#### What you have to do
Each line of the records must appear in your answer exactly, with no pictures.

-- Input data follows --

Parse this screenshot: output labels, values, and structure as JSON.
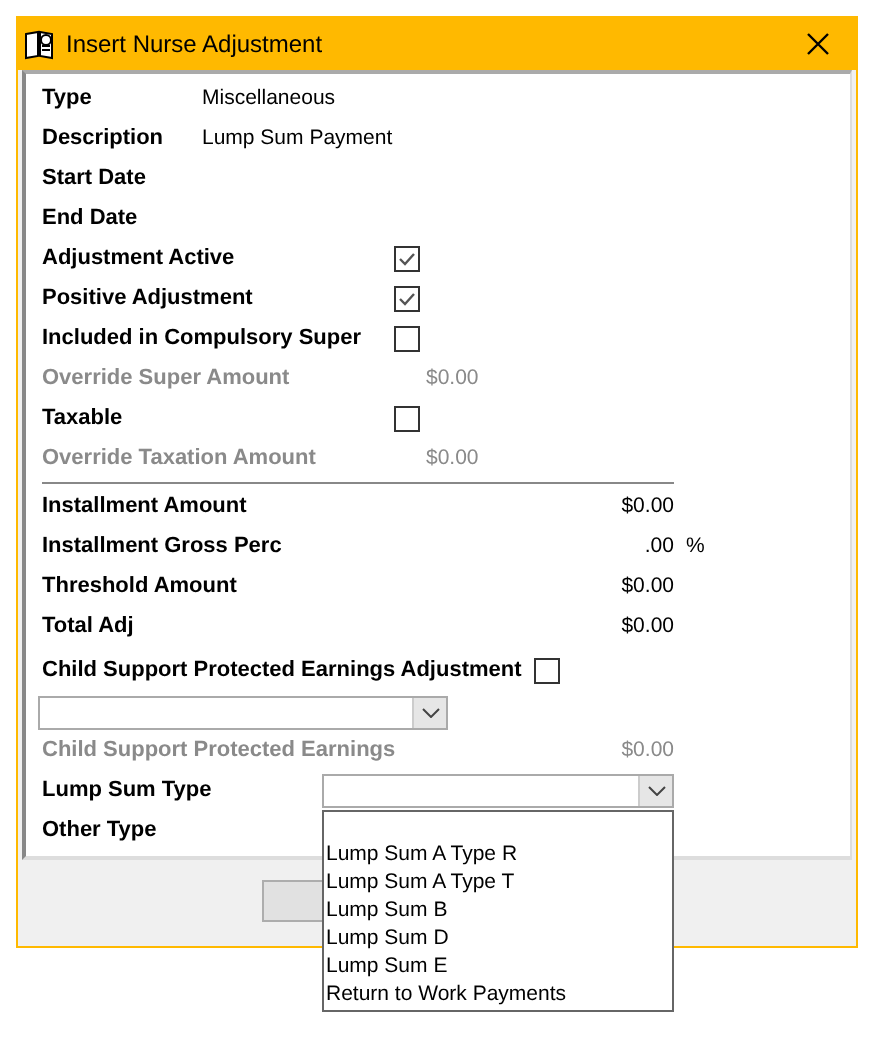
{
  "window": {
    "title": "Insert Nurse Adjustment"
  },
  "sections": [
    {
      "fields": [
        {
          "kind": "text",
          "label": "Type",
          "value": "Miscellaneous"
        },
        {
          "kind": "text",
          "label": "Description",
          "value": "Lump Sum Payment"
        },
        {
          "kind": "text",
          "label": "Start Date"
        },
        {
          "kind": "text",
          "label": "End Date"
        },
        {
          "kind": "checkbox",
          "label": "Adjustment Active",
          "checked": true
        },
        {
          "kind": "checkbox",
          "label": "Positive Adjustment",
          "checked": true
        },
        {
          "kind": "checkbox",
          "label": "Included in Compulsory Super",
          "checked": false
        },
        {
          "kind": "amount",
          "label": "Override Super Amount",
          "value": "$0.00",
          "disabled": true
        },
        {
          "kind": "checkbox",
          "label": "Taxable",
          "checked": false
        },
        {
          "kind": "amount",
          "label": "Override Taxation Amount",
          "value": "$0.00",
          "disabled": true
        }
      ]
    },
    {
      "fields": [
        {
          "kind": "total",
          "label": "Installment Amount",
          "value": "$0.00",
          "disabled": false
        },
        {
          "kind": "total",
          "label": "Installment Gross Perc",
          "value": ".00",
          "suffix": "%",
          "disabled": false
        },
        {
          "kind": "total",
          "label": "Threshold Amount",
          "value": "$0.00",
          "disabled": false
        },
        {
          "kind": "total",
          "label": "Total Adj",
          "value": "$0.00",
          "disabled": false
        },
        {
          "kind": "flag",
          "label": "Child Support Protected Earnings Adjustment",
          "checked": false
        },
        {
          "kind": "select"
        },
        {
          "kind": "total",
          "label": "Child Support Protected Earnings",
          "value": "$0.00",
          "disabled": true
        },
        {
          "kind": "dropdown",
          "label": "Lump Sum Type",
          "options": [
            "Lump Sum A Type R",
            "Lump Sum A Type T",
            "Lump Sum B",
            "Lump Sum D",
            "Lump Sum E",
            "Return to Work Payments"
          ]
        },
        {
          "kind": "label",
          "label": "Other Type"
        }
      ]
    }
  ]
}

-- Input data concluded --

#### Output of the task
Parse this screenshot: output labels, values, and structure as JSON.
{
  "window": {
    "title": "Insert Nurse Adjustment"
  },
  "sections": [
    {
      "fields": [
        {
          "kind": "text",
          "label": "Type",
          "value": "Miscellaneous"
        },
        {
          "kind": "text",
          "label": "Description",
          "value": "Lump Sum Payment"
        },
        {
          "kind": "text",
          "label": "Start Date"
        },
        {
          "kind": "text",
          "label": "End Date"
        },
        {
          "kind": "checkbox",
          "label": "Adjustment Active",
          "checked": true
        },
        {
          "kind": "checkbox",
          "label": "Positive Adjustment",
          "checked": true
        },
        {
          "kind": "checkbox",
          "label": "Included in Compulsory Super",
          "checked": false
        },
        {
          "kind": "amount",
          "label": "Override Super Amount",
          "value": "$0.00",
          "disabled": true
        },
        {
          "kind": "checkbox",
          "label": "Taxable",
          "checked": false
        },
        {
          "kind": "amount",
          "label": "Override Taxation Amount",
          "value": "$0.00",
          "disabled": true
        }
      ]
    },
    {
      "fields": [
        {
          "kind": "total",
          "label": "Installment Amount",
          "value": "$0.00",
          "disabled": false
        },
        {
          "kind": "total",
          "label": "Installment Gross Perc",
          "value": ".00",
          "suffix": "%",
          "disabled": false
        },
        {
          "kind": "total",
          "label": "Threshold Amount",
          "value": "$0.00",
          "disabled": false
        },
        {
          "kind": "total",
          "label": "Total Adj",
          "value": "$0.00",
          "disabled": false
        },
        {
          "kind": "flag",
          "label": "Child Support Protected Earnings Adjustment",
          "checked": false
        },
        {
          "kind": "select"
        },
        {
          "kind": "total",
          "label": "Child Support Protected Earnings",
          "value": "$0.00",
          "disabled": true
        },
        {
          "kind": "dropdown",
          "label": "Lump Sum Type",
          "options": [
            "Lump Sum A Type R",
            "Lump Sum A Type T",
            "Lump Sum B",
            "Lump Sum D",
            "Lump Sum E",
            "Return to Work Payments"
          ]
        },
        {
          "kind": "label",
          "label": "Other Type"
        }
      ]
    }
  ]
}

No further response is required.